After Greg's session, I have about twenty minutes for a mental break. I will most likely spend it reviewing the breakout session that I will be presenting, yet will ensure that I take some time to stop and breath. The lunch break will be shortened so that I can ensure things are ready to start on time as immediately afterwards I will be presenting three x thirty minute breakout sessions. I rang the contact person to chat abut what I wanted to achieve and discovered that, where I would have been excited to have thirty people in each session, that over one hundred had chosen to attend my breakout session on flipped learning. There may have been some stunned silence on my end of the phone. I have had to tweak how I wanted to run the session due to the numbers, however, I have still been able to flip the session (pre-learning video below) to ensure that the session is as useful as possible to attendees. I have also had a few people in my twitter network indicate that they are attending which increases the (self-imposed) pressure.
After the breakout sessions is the afternoon tea break, which I will undoubtedly spend coming down from the adrenaline and nerves; and hopefully engaging in some follow up discussions with various attendees from the session, before heading into the final plenary sessions for two very interesting talks.

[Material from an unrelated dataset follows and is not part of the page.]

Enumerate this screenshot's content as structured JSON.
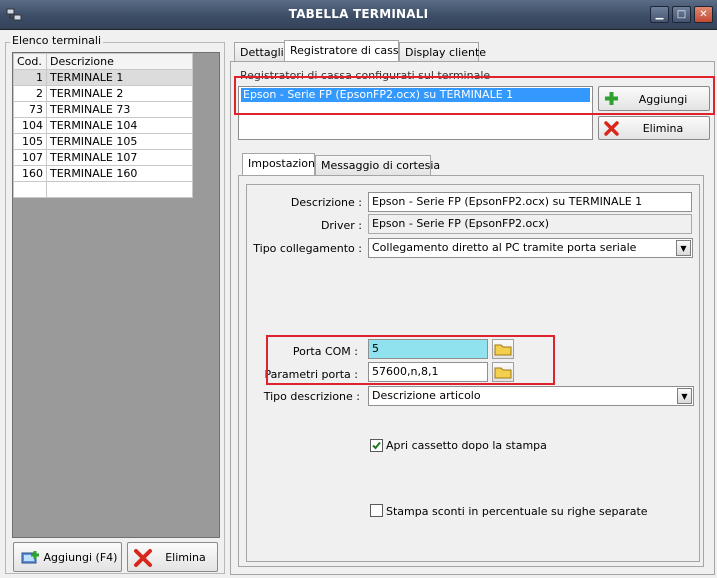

Abdul Chohan will be presenting on utilising classroom technologies to lead effective pedagogical change. The pedagogy should absolutely lead the choice in technology rather than the other way around, and it is a difficult balance to find. Schools that I have visited who have succesfully implemented various changes including one-to-one, makerspace, project based learning, flipped learning, have done so by beginning the change by asking what the desired impact on pedagogy and learning is. The conversations that I have had with Ryan Gill around Cultures of Thinking and the courses that he runs at Masada College; and the work they do with other schools in that area, all stem from asking what is the desired outcome, what is the pedagogical need or question driving the choice to engage with cultures of thinking. The dog/pedagogy should wag the tail/technology, not the other way around.
Finishing the day, before the networking drinks and gala dinner, is Peter Adams who will be addressing PISA, the myths and the facts around the data that emanate from PISA and what we can learn from the success of others. I have heard talks on PISA in the past (this presentation by Brett Salakas for example) and the arguments for an against PISA are plentiful. I look forward to hearing Peter expand on the facts of what PISA tells us and what, if anything, we can learn from other countries and their own PISA results.
Thank you for reading through this article. If you are heading to EduTech, let me know via Twitter as it would be great to catch up with some of my PLN, especially over dinner and a few drinks if you are attending the Gala Dinner.
For all articles in this series on EduTECH 2017, please click here.